My conclusion is that we must clearly go beyond registry- and census-based research to promote conclusive knowledge in the fields of complex multifactorial diseases. Without large-scale prospective studies with individual-level information about phenotypes, and functional, structural and biological data complemented with solid data about all other aetiologically essential dimensions of health (social, environmental, cultural), the complex “web of causation” of health and disease will not be uncovered. We need to call for a very large, prospective long-term study platform – namely a Swiss mega-cohort, including not only patients but also subjects from the general population. Such a mega-cohort with its inherent biobank needs to include not tens but hundreds of thousands of subjects from all sociocultural backgrounds, to be followed up for decades. Switzerland with its 7 million inhabitants and a highly successful record in research cannot leave such life science platform initiatives to other countries such as Sweden, the United Kingdom, Germany and many others, where cohorts (with biobanks) of several 100,000 subjects are already established or initiated (see, e.g., the pan-European Biobanking and Biomolecular Resources Research Infrastructure (BBMRI) – [13].

Indeed, promising steps have been taken in recent years, including the Swiss National Science Foundation (SNF) investment into smaller cohort studies and its most recent decision to invest in a Swiss biobank platform, where the two pillars of patient-based (led by Vincent Mooser, Lausanne) and population-based cohorts (Nicole Probst-Hensch, SwissTPH Basel) lay essential ground for the journey toward a Swiss mega-cohort [14]. It is crucial that all stakeholders – including the Federal and Cantonal agencies – continue to pull in the same direction to establish a well-standardized national mega-cohort, targeted to the research needs of the Swiss healthcare system, personalised medicine as well as personalised prevention and health promotion [14].

Kuehni and Spycher are right that prospective cohorts will be inefficient to investigate the NPP-leukaemia hypothesis given the low incidence [1]. However, this research – like almost any other health-relevant research – will greatly profit from a large-scale prospective population-based mega-cohort. Population-based controls could be sampled from such platforms – which can be linked to census and registry data [15] – thus providing ample information on a whole range of relevant personal data, including biomarkers, disease histories and past exposures in order to unravel the complexity of pathways and susceptibilities that underlie the NPP hypothesis [16, 17].

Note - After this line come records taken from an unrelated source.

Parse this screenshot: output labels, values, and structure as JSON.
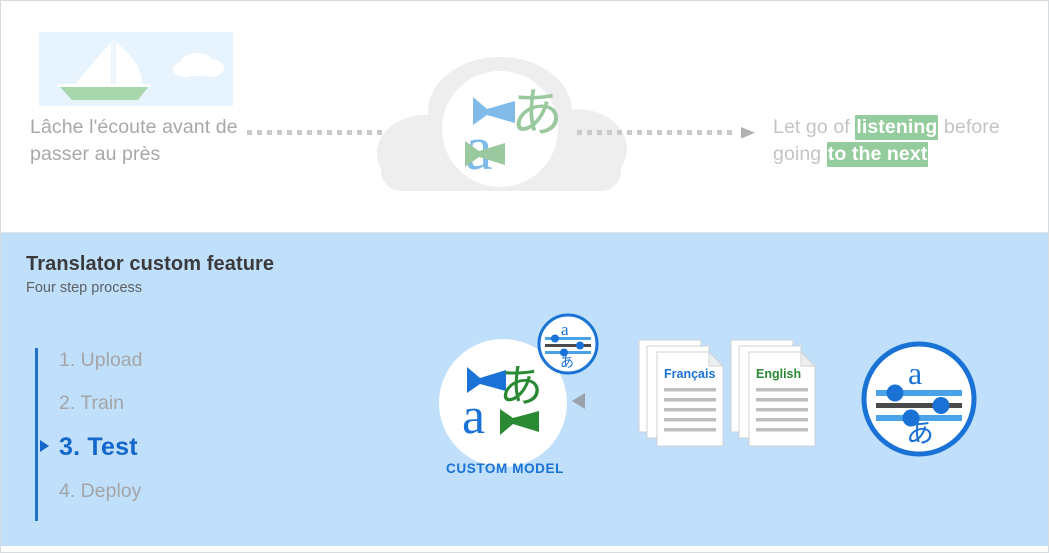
{
  "top_banner": {
    "source_image_alt": "sailboat-photo",
    "source_text": "Lâche l'écoute avant de passer au près",
    "flow_arrow_left": "dotted-arrow-right-icon",
    "service_icon": "translator-cloud-icon",
    "flow_arrow_right": "dotted-arrow-right-icon",
    "target_text": {
      "part1": "Let go of ",
      "highlight1": "listening",
      "part2": " before going ",
      "highlight2": "to the next"
    },
    "highlight_color": "#95cc9d"
  },
  "panel": {
    "title": "Translator custom feature",
    "subtitle": "Four step process",
    "accent_color": "#1266cc",
    "background_color": "#bfdffb",
    "steps": [
      {
        "label": "1. Upload",
        "active": false
      },
      {
        "label": "2. Train",
        "active": false
      },
      {
        "label": "3. Test",
        "active": true
      },
      {
        "label": "4. Deploy",
        "active": false
      }
    ],
    "graphics": {
      "custom_model": {
        "icon": "translator-custom-model-icon",
        "badge_icon": "tune-sliders-badge-icon",
        "label": "CUSTOM MODEL",
        "pointer_icon": "triangle-left-icon"
      },
      "documents": {
        "stack_left_label": "Français",
        "stack_left_color": "#1a72d6",
        "stack_right_label": "English",
        "stack_right_color": "#2a8a33",
        "icon": "document-stack-icon"
      },
      "test_circle": {
        "icon": "tune-sliders-circle-icon",
        "top_glyph": "a",
        "bottom_glyph": "あ"
      }
    }
  }
}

Last but not least, I agree with Kuehni and Spycher that leukaemia should not be seen as a priority in the political discussion about the future role of NPPs in energy policies. NPPs come with societal challenges and risks far beyond their possible link with leukaemia and, thus, need to be judged in the broader context, including the fact that catastrophic accidents can occur and that the technology leaves behind hazardous nuclear waste as a legacy for thousands of generations to come.

In sum, future research on the biological, life-style, sociocultural and environmental drivers of personal health and disease will need a Swiss national mega-cohort with its biobank. Switzerland has long-standing experience in running highly successful cohorts. The time has come to scale the national expertise up to a concerted Swiss national mega-Cohort.

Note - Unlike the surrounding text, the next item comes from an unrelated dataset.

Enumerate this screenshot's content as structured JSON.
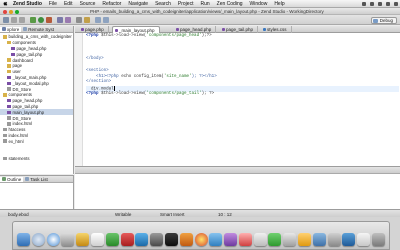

Correspondence: Professor Nino Künzli, MD PhD, Swiss TPH, Socinstrasse 57 P.O. Box, CH-4002 Basel, Switzerland, Nino.Kuenzli[at]

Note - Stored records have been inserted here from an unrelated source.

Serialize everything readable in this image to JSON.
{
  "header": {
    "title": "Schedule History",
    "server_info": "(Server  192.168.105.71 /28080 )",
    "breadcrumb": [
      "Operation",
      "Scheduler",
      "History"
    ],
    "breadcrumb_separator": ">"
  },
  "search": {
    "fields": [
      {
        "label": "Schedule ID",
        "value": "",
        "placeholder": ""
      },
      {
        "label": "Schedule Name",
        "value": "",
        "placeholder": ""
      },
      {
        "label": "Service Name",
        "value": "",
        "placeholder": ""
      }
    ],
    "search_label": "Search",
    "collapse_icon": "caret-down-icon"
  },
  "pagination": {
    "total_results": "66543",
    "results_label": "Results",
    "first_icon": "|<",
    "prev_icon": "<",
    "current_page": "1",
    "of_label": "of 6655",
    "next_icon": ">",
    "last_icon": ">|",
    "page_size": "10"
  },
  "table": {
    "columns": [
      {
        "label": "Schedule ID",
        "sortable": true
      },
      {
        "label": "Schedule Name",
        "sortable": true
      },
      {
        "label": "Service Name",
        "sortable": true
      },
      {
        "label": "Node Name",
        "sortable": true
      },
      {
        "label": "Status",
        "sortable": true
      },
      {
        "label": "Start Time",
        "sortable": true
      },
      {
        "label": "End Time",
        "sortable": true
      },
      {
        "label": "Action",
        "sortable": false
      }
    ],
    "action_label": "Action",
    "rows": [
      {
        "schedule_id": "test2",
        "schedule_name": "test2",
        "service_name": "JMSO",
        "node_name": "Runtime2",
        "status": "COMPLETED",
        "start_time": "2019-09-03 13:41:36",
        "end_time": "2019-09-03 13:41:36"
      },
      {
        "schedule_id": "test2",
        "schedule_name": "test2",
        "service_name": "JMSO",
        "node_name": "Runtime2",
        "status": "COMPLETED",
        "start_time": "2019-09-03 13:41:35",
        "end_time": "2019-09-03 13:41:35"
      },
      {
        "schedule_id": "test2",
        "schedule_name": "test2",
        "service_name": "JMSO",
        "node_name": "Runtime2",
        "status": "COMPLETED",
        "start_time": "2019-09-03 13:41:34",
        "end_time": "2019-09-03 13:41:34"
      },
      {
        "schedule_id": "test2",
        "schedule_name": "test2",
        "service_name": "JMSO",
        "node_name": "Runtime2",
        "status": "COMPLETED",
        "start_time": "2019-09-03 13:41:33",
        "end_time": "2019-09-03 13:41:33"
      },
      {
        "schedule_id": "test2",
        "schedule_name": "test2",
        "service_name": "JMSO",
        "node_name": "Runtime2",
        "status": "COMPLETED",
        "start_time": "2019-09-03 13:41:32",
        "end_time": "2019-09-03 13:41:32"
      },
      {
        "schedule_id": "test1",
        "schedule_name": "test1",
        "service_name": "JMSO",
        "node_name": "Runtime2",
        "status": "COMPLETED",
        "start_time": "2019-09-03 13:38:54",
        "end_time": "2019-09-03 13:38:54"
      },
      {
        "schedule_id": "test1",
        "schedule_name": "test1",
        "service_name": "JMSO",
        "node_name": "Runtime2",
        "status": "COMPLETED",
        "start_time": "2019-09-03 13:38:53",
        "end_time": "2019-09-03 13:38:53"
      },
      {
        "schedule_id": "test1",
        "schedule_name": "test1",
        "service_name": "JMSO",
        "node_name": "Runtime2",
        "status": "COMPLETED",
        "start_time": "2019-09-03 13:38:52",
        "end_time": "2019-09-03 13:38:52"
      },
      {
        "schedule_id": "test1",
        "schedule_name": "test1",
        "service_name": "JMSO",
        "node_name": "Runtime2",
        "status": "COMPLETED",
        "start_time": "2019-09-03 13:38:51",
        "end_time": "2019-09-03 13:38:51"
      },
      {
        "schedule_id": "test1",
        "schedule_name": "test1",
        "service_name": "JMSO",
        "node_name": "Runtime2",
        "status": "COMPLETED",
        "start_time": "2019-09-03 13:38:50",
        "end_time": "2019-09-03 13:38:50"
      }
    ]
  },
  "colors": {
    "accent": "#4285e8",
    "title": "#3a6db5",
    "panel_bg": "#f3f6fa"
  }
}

  1 Kuehni C, Spycher B. Nuclear power plants and childhood leukaemia: lessons from the past and future directions. Swiss Med Wkly. 2013;143:w13912.

  2 Spycher BD, Feller M, Zwahlen M, Roosli M, von der Weid NX, Hengartner H, et al. Childhood cancer and nuclear power plants in Switzerland: a census-based cohort study. Int J Epidemiol. 2011;40(5):1247–60. PubMed PMID: 21750009. Pubmed Central PMCID: 3204210.

  3 Buffler PA, Kwan ML, Reynolds P, Urayama KY. Environmental and genetic risk factors for childhood leukemia: appraising the evidence. Cancer investigation. 2005;23(1):60–75. PubMed PMID: 15779869.

  4 Imboden M, Probst-Hensch NM. Biobanking across the phenome – at the center of chronic disease research. BMC Public Health. 2013;13(1):1094. PubMed PMID: 24274136.

  5 Greenland S. Divergent biases in ecologic and individual-level studies. Stat Med. 1992;11:1209–23.

  6 Greenland S, Brenner H. Correction for no-differential miscalssification in ecologic analyses. Appl Stat.1993;42:117–26.

  7 Greenland S, Morgenstern H. Ecologic bias, confounding, and effect modification. Int J Epidemiol. 1989;18:269–74.

  8 Brenner H, Greenland S, Savitz D. The Effects of nondifferential confounder misclassification in ecologic studies. Epidemiology. 1992;3(5):456–9.

  9 Cohen BL. Invited Commentary: In defense of Ecologic studies for testing a linear-No threshold theory. Am J Epidemiol. 1994;139(8):765–8.

10 Pershagen G, Akerblom G, Axelson O, Clavensjö B, Damber L, Desai G, et al. Residential radon exposure and lung cancer in Sweden. N Engl J Med. 1994;330:159–64.

11 Lagarde F, Pershagen G. Parallel analyses of individual and ecologic data on residential radon, cofactors, and lung cancer in Sweden. Am J Epidemiol. 1999;149(3):268–74. PubMed PMID: 9927223.

12 Brenner H, Savitz D, Joeckel K, Greenland S. Effects of nondifferential exposure misclassification in ecologic studies. Am J Epidemiol. 1992;135(1):85–95.

13 Wichmann HE, Kuhn KA, Waldenberger M, Schmelcher D, Schuffenhauer S, Meitinger T, et al. Comprehensive catalog of European biobanks. Nat Biotechnol. 2011;29(9):795–7. PubMed PMID: 21904320. Epub 2011/09/10.

14 Probst-Hensch N, Tanner M, Kessler C, Burri C, Kunzli N. Prevention – a cost-effective way to fight the non-communicable disease epidemic: an academic perspective of the United Nations High-level NCD Meeting. Swiss Med Wkly. 2011;141:w13266. PubMed PMID: 21901650. Epub 2011/09/09.

15 Naess O, Hoff DA. The Norwegian Family Based Life Course (NFLC) study: data structure and potential for public health research. Int J Public Health. 2013;58(1):57–64. PubMed PMID: 22735991.

16 Soubry A, Hoyo C, Jirtle RL, Murphy SK. A paternal environmental legacy: Evidence for epigenetic inheritance through the male germ line. BioEssays: news and reviews in molecular, cellular and developmental biology. 2014 Jan 16. PubMed PMID: 24431278.

17 Mukherjee D, Coates PJ, Lorimore SA, Wright EG. Responses to ionizing radiation mediated by inflammatory mechanisms. J Pathol. 2014;232(3):289–99. PubMed PMID: 24254983.

Verpassen Sie keinen Artikel!